Each record that follows is to be output in full, precisely as written.

-------------------------

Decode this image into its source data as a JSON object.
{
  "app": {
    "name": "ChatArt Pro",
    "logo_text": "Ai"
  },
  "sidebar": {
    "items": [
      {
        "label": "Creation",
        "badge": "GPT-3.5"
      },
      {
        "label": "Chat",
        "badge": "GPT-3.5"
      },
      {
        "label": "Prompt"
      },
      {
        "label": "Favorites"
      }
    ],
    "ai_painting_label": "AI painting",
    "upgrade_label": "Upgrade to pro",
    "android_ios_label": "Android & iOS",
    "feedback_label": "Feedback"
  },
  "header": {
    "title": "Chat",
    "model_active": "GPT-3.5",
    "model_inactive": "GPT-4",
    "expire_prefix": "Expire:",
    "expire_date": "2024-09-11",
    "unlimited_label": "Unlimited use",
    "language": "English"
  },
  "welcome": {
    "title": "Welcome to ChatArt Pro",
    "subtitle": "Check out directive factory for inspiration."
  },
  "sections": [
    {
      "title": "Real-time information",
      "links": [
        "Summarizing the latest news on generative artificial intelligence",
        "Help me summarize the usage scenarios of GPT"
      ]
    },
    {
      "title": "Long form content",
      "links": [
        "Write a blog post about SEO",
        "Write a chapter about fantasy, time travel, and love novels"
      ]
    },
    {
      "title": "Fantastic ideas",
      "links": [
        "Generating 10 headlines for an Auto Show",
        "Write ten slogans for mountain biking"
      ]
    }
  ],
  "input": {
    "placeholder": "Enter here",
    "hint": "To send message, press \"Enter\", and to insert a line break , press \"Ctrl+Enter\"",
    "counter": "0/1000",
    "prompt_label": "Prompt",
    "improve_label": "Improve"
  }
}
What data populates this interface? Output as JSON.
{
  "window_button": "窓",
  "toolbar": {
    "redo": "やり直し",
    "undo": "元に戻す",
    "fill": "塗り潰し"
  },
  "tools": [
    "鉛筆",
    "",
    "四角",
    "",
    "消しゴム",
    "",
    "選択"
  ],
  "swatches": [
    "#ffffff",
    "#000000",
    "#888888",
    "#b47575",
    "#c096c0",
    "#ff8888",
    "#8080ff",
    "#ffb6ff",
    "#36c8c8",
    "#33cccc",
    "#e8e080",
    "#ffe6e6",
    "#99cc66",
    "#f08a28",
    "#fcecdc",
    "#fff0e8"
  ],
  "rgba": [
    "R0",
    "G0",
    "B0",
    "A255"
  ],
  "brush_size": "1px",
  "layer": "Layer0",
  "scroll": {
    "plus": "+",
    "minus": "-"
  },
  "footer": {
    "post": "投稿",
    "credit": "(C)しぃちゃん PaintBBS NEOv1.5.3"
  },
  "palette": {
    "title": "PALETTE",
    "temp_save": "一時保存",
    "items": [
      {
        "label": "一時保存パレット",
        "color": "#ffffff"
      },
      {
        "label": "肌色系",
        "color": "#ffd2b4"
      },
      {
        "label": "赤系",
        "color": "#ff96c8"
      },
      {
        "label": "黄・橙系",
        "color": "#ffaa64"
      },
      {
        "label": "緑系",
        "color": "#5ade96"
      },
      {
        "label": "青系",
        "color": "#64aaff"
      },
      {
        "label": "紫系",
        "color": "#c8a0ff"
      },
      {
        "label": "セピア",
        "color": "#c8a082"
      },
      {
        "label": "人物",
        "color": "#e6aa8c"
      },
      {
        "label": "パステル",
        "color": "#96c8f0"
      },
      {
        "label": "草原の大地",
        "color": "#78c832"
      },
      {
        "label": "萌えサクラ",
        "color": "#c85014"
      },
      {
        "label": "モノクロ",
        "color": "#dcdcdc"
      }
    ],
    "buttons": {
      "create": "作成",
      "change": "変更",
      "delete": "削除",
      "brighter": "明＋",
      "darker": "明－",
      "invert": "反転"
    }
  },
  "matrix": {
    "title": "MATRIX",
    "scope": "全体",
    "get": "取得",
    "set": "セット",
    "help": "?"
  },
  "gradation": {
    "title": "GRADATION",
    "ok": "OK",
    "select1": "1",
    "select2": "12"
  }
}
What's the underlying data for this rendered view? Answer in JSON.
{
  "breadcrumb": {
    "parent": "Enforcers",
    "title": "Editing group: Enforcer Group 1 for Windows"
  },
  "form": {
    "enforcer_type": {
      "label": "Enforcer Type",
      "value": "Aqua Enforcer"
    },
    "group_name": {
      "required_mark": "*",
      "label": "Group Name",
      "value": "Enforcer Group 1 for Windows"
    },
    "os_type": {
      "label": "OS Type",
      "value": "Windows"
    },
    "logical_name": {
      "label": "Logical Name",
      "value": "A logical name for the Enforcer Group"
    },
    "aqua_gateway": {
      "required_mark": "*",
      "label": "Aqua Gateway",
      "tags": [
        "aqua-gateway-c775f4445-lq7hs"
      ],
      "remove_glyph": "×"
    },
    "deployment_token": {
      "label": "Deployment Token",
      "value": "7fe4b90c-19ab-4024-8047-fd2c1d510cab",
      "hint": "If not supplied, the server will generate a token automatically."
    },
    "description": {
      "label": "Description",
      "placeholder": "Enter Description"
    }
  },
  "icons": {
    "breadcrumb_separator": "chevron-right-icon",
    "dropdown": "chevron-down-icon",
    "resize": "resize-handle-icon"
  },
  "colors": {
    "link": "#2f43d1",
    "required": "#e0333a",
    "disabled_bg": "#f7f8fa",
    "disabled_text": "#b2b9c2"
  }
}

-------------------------

▸ **Exercise output**
Decode this image into its source data as a JSON object.
{
  "app": {
    "name": "ChatArt Pro",
    "logo_text": "Ai"
  },
  "sidebar": {
    "items": [
      {
        "label": "Creation",
        "badge": "GPT-3.5"
      },
      {
        "label": "Chat",
        "badge": "GPT-3.5"
      },
      {
        "label": "Prompt"
      },
      {
        "label": "Favorites"
      }
    ],
    "ai_painting_label": "AI painting",
    "upgrade_label": "Upgrade to pro",
    "android_ios_label": "Android & iOS",
    "feedback_label": "Feedback"
  },
  "header": {
    "title": "Chat",
    "model_active": "GPT-3.5",
    "model_inactive": "GPT-4",
    "expire_prefix": "Expire:",
    "expire_date": "2024-09-11",
    "unlimited_label": "Unlimited use",
    "language": "English"
  },
  "welcome": {
    "title": "Welcome to ChatArt Pro",
    "subtitle": "Check out directive factory for inspiration."
  },
  "sections": [
    {
      "title": "Real-time information",
      "links": [
        "Summarizing the latest news on generative artificial intelligence",
        "Help me summarize the usage scenarios of GPT"
      ]
    },
    {
      "title": "Long form content",
      "links": [
        "Write a blog post about SEO",
        "Write a chapter about fantasy, time travel, and love novels"
      ]
    },
    {
      "title": "Fantastic ideas",
      "links": [
        "Generating 10 headlines for an Auto Show",
        "Write ten slogans for mountain biking"
      ]
    }
  ],
  "input": {
    "placeholder": "Enter here",
    "hint": "To send message, press \"Enter\", and to insert a line break , press \"Ctrl+Enter\"",
    "counter": "0/1000",
    "prompt_label": "Prompt",
    "improve_label": "Improve"
  }
}
What data populates this interface? Output as JSON.
{
  "window_button": "窓",
  "toolbar": {
    "redo": "やり直し",
    "undo": "元に戻す",
    "fill": "塗り潰し"
  },
  "tools": [
    "鉛筆",
    "",
    "四角",
    "",
    "消しゴム",
    "",
    "選択"
  ],
  "swatches": [
    "#ffffff",
    "#000000",
    "#888888",
    "#b47575",
    "#c096c0",
    "#ff8888",
    "#8080ff",
    "#ffb6ff",
    "#36c8c8",
    "#33cccc",
    "#e8e080",
    "#ffe6e6",
    "#99cc66",
    "#f08a28",
    "#fcecdc",
    "#fff0e8"
  ],
  "rgba": [
    "R0",
    "G0",
    "B0",
    "A255"
  ],
  "brush_size": "1px",
  "layer": "Layer0",
  "scroll": {
    "plus": "+",
    "minus": "-"
  },
  "footer": {
    "post": "投稿",
    "credit": "(C)しぃちゃん PaintBBS NEOv1.5.3"
  },
  "palette": {
    "title": "PALETTE",
    "temp_save": "一時保存",
    "items": [
      {
        "label": "一時保存パレット",
        "color": "#ffffff"
      },
      {
        "label": "肌色系",
        "color": "#ffd2b4"
      },
      {
        "label": "赤系",
        "color": "#ff96c8"
      },
      {
        "label": "黄・橙系",
        "color": "#ffaa64"
      },
      {
        "label": "緑系",
        "color": "#5ade96"
      },
      {
        "label": "青系",
        "color": "#64aaff"
      },
      {
        "label": "紫系",
        "color": "#c8a0ff"
      },
      {
        "label": "セピア",
        "color": "#c8a082"
      },
      {
        "label": "人物",
        "color": "#e6aa8c"
      },
      {
        "label": "パステル",
        "color": "#96c8f0"
      },
      {
        "label": "草原の大地",
        "color": "#78c832"
      },
      {
        "label": "萌えサクラ",
        "color": "#c85014"
      },
      {
        "label": "モノクロ",
        "color": "#dcdcdc"
      }
    ],
    "buttons": {
      "create": "作成",
      "change": "変更",
      "delete": "削除",
      "brighter": "明＋",
      "darker": "明－",
      "invert": "反転"
    }
  },
  "matrix": {
    "title": "MATRIX",
    "scope": "全体",
    "get": "取得",
    "set": "セット",
    "help": "?"
  },
  "gradation": {
    "title": "GRADATION",
    "ok": "OK",
    "select1": "1",
    "select2": "12"
  }
}
What's the underlying data for this rendered view? Answer in JSON.
{
  "breadcrumb": {
    "parent": "Enforcers",
    "title": "Editing group: Enforcer Group 1 for Windows"
  },
  "form": {
    "enforcer_type": {
      "label": "Enforcer Type",
      "value": "Aqua Enforcer"
    },
    "group_name": {
      "required_mark": "*",
      "label": "Group Name",
      "value": "Enforcer Group 1 for Windows"
    },
    "os_type": {
      "label": "OS Type",
      "value": "Windows"
    },
    "logical_name": {
      "label": "Logical Name",
      "value": "A logical name for the Enforcer Group"
    },
    "aqua_gateway": {
      "required_mark": "*",
      "label": "Aqua Gateway",
      "tags": [
        "aqua-gateway-c775f4445-lq7hs"
      ],
      "remove_glyph": "×"
    },
    "deployment_token": {
      "label": "Deployment Token",
      "value": "7fe4b90c-19ab-4024-8047-fd2c1d510cab",
      "hint": "If not supplied, the server will generate a token automatically."
    },
    "description": {
      "label": "Description",
      "placeholder": "Enter Description"
    }
  },
  "icons": {
    "breadcrumb_separator": "chevron-right-icon",
    "dropdown": "chevron-down-icon",
    "resize": "resize-handle-icon"
  },
  "colors": {
    "link": "#2f43d1",
    "required": "#e0333a",
    "disabled_bg": "#f7f8fa",
    "disabled_text": "#b2b9c2"
  }
}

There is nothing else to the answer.